Gary Fluitt, president of slalomskateboarder.com, calls the longboarding industry a “very male dominated industry in all facets, including artwork and design. Out of 100 longboarders in a recent local downhill race, I counted three ladies.”
Yet, from groundbreaking female riders and artists like Sharma Yarwenko, who runs Slow Motion Longboards, to Pam Zoolalian, a former X-Games street luger who is now the senior designer at skate company Skatera, there are a lot of women out there making their mark on the boardsport graphic design industry.
But even these modern trailblazers are standing on the shoulders of giants. “For the last 30 years women artists have been saying, ‘We need more recognition,’” states Syrus Ware, a coordinator at the prestigious Art Gallery of Ontario. “It’s still an issue today.”
Ware says it’s important to remember that though this year’s Whitney Biennial exhibition in New York has been referred to as the “the women’s biennial”, back in 1970 Faith Ringgold and the Ad Hoc Women’s Art Committee led a two-and-a-half month protest to fight chronic underrepresentation in the very same gallery.
Vicky Newman, co-founder of The Decked Project, the yearly gallery initiative that inspired Toronto’s LACE exhibit, agrees that women have a lot to contribute to boardsport art. “I think the future is more about diversity than just ‘mainstream,’” she said. “I think that’s where a female perspective can really help.”
Even so, there are a lot of little things that need to be tweaked to grab the interest of the average girl out there. According to Newman, the violent imagery in a lot of board art for example is meant to entice the stereotypical male consumer. “There needs to be more boards that would appeal to women, instead of catering to a purely masculine demographic.”
Yet each small step is a big opportunity. After a weeklong show in London, The Decked Project headed to Canterbury, giving the female artists involved the opportunity to show right next to renowned street artist Banksy. “We wanted to celebrate young artists by allowing them to exhibit alongside established artists,” Newman explained. If nothing else, the curators of The Decked Project can put a feather in their caps for inspiring a compelling community skate show on the other side of the globe.

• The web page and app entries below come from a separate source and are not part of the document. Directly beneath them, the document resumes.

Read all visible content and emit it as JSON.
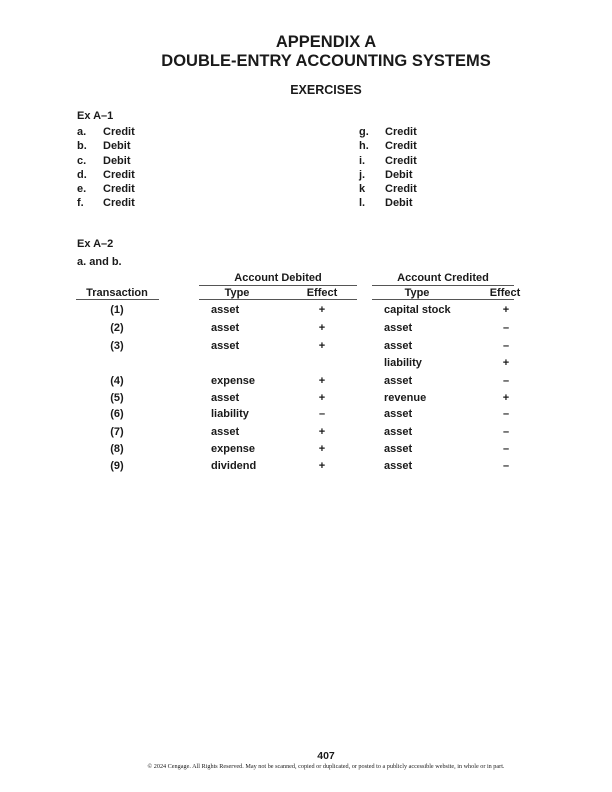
{
  "header": {
    "title_line1": "APPENDIX A",
    "title_line2": "DOUBLE-ENTRY ACCOUNTING SYSTEMS",
    "section": "EXERCISES"
  },
  "ex_a1": {
    "heading": "Ex A–1",
    "left": [
      {
        "label": "a.",
        "value": "Credit"
      },
      {
        "label": "b.",
        "value": "Debit"
      },
      {
        "label": "c.",
        "value": "Debit"
      },
      {
        "label": "d.",
        "value": "Credit"
      },
      {
        "label": "e.",
        "value": "Credit"
      },
      {
        "label": "f.",
        "value": "Credit"
      }
    ],
    "right": [
      {
        "label": "g.",
        "value": "Credit"
      },
      {
        "label": "h.",
        "value": "Credit"
      },
      {
        "label": "i.",
        "value": "Credit"
      },
      {
        "label": "j.",
        "value": "Debit"
      },
      {
        "label": "k",
        "value": "Credit"
      },
      {
        "label": "l.",
        "value": "Debit"
      }
    ]
  },
  "ex_a2": {
    "heading": "Ex A–2",
    "subheading": "a. and b.",
    "group_debited": "Account Debited",
    "group_credited": "Account Credited",
    "col_transaction": "Transaction",
    "col_type": "Type",
    "col_effect": "Effect",
    "rows": [
      {
        "txn": "(1)",
        "deb_type": "asset",
        "deb_effect": "+",
        "cred_type": "capital stock",
        "cred_effect": "+"
      },
      {
        "txn": "(2)",
        "deb_type": "asset",
        "deb_effect": "+",
        "cred_type": "asset",
        "cred_effect": "–"
      },
      {
        "txn": "(3)",
        "deb_type": "asset",
        "deb_effect": "+",
        "cred_type": "asset",
        "cred_effect": "–"
      },
      {
        "txn": "",
        "deb_type": "",
        "deb_effect": "",
        "cred_type": "liability",
        "cred_effect": "+"
      },
      {
        "txn": "(4)",
        "deb_type": "expense",
        "deb_effect": "+",
        "cred_type": "asset",
        "cred_effect": "–"
      },
      {
        "txn": "(5)",
        "deb_type": "asset",
        "deb_effect": "+",
        "cred_type": "revenue",
        "cred_effect": "+"
      },
      {
        "txn": "(6)",
        "deb_type": "liability",
        "deb_effect": "–",
        "cred_type": "asset",
        "cred_effect": "–"
      },
      {
        "txn": "(7)",
        "deb_type": "asset",
        "deb_effect": "+",
        "cred_type": "asset",
        "cred_effect": "–"
      },
      {
        "txn": "(8)",
        "deb_type": "expense",
        "deb_effect": "+",
        "cred_type": "asset",
        "cred_effect": "–"
      },
      {
        "txn": "(9)",
        "deb_type": "dividend",
        "deb_effect": "+",
        "cred_type": "asset",
        "cred_effect": "–"
      }
    ]
  },
  "footer": {
    "page_number": "407",
    "copyright": "© 2024 Cengage. All Rights Reserved. May not be scanned, copied or duplicated, or posted to a publicly accessible website, in whole or in part."
  }
}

For the ladies of LACE, the concept of an all-girl art show wasn’t a gimmick. “I don’t feel like art needs to be categorized by gender, although it might look more feminine,” states 23-year-old Alana Como, exhibiting an untitled longboard featuring an image of a young rascal with a finger extended from the groin area, possibly the lovechild of a Rugrat and Salad Fingers. “I like doing artwork that challenges the conventions of normalcy.”
Nineteen-year-old Elly Chang exhibited a board featuring a composite painting of New York, Toronto and Shanghai, priced at $350. “I was just so psyched about this opportunity to get my art out,” she rejoiced.
Echoing the “stoke” embraced by many longboarders, she says her art represents a desire to take control of her environment. “You make the city into your own personal landscape.”
Channeling the laid back activism of Pedestrian Sundays, the LACE exhibit at Longboard Living proved that women aren’t afraid to have a good time creating board art with a message. “We just want to show what we’re capable of,” adds exhibiting artist Sidney Cohen. “You know? Girls can be badass and paint on longboards. We’re just bringing it.”